Sadly in July we learned that my mother in law was not well. She lives in the South of France, very far from England in a way, and had to go to hospital. They found out she had osteoporosis, and had broken a vertebrae.
We were going on holidays there so I wanted to make a quick quilt to take with us.
 An easy pattern is the disappearing 9 patch. You sew your squares together 9 by 9, as on these 2 photos. I had some pre-cut squares and used these.

One 9 patch block

 Then you cut right through the middle in both directions.

 Finally shuffle your blocks and choose your favorite design.

 This is how I put my blocks together. I find it difficult to capture the right colour of the fabrics.

 A photo of the back, in the garden of the house we rented in South of France in August. I did some very simple quilting as I was rushed for time. The back is made with 2 pieces of small pink flowers fabric.
The folds are nothing to worry about, just the consequence of travelling a long way.

With a corner of the back.

I added a small border to make this lap quilt a bit bigger, and it's a nice finishing touch.

DD3 is showing it fully, she has growned a lot, nearly my size.

My MIL really appreciated the quilt. She said it was the first she had. I explained that I haven't made many, especially outside the close family. DD2 is still waiting for me to finish hers.
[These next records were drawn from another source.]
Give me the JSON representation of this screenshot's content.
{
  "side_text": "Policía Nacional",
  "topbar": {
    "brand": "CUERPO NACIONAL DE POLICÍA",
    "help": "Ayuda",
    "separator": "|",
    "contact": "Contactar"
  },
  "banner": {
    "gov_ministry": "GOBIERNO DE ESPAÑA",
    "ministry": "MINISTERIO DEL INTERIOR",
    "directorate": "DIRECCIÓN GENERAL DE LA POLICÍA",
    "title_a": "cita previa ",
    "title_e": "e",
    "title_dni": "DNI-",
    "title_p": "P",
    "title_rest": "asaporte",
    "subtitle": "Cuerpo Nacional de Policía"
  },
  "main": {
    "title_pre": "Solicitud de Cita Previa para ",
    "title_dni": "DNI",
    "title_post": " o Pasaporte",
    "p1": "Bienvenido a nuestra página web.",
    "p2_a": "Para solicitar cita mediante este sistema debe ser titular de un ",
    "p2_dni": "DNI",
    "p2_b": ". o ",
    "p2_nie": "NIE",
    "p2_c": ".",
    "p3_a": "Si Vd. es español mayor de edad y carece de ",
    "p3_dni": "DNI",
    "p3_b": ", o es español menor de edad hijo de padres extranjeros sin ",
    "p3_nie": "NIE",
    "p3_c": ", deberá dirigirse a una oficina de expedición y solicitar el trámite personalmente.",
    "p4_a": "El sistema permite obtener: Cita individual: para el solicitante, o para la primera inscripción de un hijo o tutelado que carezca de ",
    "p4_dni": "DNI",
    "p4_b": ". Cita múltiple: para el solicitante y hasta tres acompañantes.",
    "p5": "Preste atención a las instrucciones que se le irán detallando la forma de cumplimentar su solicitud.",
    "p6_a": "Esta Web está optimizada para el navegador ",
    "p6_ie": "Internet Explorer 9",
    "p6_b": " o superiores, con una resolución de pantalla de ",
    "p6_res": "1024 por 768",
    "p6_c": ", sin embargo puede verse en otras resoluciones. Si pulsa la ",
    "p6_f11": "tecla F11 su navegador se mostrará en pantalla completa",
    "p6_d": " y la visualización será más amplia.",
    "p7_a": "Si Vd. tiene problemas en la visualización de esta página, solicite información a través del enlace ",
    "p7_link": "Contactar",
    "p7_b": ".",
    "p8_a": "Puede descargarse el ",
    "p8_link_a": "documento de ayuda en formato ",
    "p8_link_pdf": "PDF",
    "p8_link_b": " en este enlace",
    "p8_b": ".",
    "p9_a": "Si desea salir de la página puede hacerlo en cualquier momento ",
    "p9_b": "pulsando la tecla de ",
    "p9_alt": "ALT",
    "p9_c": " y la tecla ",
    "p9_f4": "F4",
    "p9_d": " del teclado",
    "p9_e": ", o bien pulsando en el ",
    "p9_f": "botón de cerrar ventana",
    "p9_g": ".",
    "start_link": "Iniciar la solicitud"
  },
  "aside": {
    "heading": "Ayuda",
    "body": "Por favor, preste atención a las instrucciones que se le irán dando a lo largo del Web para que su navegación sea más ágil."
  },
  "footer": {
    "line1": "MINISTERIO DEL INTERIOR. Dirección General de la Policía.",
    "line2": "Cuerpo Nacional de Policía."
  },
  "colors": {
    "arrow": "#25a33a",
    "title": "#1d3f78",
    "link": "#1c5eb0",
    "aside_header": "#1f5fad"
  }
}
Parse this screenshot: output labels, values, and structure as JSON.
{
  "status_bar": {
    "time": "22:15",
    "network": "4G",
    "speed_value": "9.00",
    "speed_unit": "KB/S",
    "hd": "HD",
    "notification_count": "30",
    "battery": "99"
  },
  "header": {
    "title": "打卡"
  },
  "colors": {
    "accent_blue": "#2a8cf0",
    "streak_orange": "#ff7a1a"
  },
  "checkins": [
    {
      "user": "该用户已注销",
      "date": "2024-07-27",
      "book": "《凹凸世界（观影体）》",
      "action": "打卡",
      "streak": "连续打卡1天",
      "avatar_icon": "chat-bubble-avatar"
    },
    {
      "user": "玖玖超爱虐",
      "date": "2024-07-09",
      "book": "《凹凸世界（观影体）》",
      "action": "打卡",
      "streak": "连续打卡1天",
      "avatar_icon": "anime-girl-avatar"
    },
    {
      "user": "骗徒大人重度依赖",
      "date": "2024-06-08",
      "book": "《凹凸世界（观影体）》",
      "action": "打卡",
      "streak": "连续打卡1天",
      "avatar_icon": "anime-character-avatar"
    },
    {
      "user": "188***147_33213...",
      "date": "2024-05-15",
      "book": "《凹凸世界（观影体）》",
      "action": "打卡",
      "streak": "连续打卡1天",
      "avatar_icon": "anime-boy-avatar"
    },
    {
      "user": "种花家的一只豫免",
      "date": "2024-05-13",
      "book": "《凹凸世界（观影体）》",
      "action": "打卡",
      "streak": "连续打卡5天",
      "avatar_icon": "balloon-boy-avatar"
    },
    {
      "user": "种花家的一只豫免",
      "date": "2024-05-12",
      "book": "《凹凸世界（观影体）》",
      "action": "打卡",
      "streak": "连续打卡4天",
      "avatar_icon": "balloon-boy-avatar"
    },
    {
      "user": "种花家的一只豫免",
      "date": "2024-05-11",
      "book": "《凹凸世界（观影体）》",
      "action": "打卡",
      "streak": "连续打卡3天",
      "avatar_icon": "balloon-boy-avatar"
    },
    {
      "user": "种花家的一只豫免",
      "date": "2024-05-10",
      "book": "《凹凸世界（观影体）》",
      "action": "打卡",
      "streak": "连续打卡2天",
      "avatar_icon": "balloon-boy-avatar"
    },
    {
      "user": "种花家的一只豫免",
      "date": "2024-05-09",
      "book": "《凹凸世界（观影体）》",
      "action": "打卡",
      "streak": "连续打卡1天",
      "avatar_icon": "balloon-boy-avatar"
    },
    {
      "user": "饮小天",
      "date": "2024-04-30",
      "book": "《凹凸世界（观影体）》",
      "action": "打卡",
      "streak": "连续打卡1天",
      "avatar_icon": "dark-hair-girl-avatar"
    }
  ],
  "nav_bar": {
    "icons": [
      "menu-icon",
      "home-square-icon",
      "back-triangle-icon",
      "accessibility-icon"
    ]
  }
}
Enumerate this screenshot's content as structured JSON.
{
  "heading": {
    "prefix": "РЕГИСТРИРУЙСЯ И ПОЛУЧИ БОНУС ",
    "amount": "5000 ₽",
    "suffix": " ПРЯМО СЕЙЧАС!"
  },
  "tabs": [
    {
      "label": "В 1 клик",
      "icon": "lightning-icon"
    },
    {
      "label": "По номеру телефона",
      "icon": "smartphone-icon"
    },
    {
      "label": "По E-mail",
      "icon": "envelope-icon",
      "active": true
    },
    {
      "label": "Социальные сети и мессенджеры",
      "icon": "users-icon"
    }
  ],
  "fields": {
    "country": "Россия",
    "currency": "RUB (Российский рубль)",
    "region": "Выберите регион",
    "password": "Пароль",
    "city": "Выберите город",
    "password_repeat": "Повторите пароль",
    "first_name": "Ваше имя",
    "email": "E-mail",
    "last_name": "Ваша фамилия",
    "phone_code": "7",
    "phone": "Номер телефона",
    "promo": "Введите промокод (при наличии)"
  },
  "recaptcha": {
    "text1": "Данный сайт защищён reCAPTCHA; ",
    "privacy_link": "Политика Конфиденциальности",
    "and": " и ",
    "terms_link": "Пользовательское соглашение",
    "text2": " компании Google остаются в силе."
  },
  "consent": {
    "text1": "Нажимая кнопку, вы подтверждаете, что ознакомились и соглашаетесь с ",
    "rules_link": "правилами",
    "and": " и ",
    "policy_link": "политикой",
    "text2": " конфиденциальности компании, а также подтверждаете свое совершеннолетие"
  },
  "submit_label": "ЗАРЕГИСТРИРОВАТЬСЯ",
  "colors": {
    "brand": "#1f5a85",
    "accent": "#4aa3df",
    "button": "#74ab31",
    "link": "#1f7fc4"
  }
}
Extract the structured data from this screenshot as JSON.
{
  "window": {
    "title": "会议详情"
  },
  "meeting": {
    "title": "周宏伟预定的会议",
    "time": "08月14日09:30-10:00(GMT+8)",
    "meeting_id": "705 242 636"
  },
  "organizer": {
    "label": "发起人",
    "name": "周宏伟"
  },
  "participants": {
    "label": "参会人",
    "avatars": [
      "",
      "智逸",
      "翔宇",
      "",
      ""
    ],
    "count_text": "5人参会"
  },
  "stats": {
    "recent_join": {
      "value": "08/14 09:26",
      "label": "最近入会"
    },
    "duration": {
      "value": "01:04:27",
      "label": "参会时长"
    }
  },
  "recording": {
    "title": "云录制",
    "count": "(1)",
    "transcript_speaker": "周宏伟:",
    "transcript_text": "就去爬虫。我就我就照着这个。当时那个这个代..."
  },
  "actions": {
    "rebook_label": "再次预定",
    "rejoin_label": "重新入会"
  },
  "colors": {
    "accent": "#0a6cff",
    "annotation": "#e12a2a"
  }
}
It's in the work in progress pile.

I'm sorry I didn't show this before. it's only from looking through the past posts that I realised I had forgotten to show you  the photos.
I have more projects to illustrate, just need to find time to blog.

Enjoy your sewing.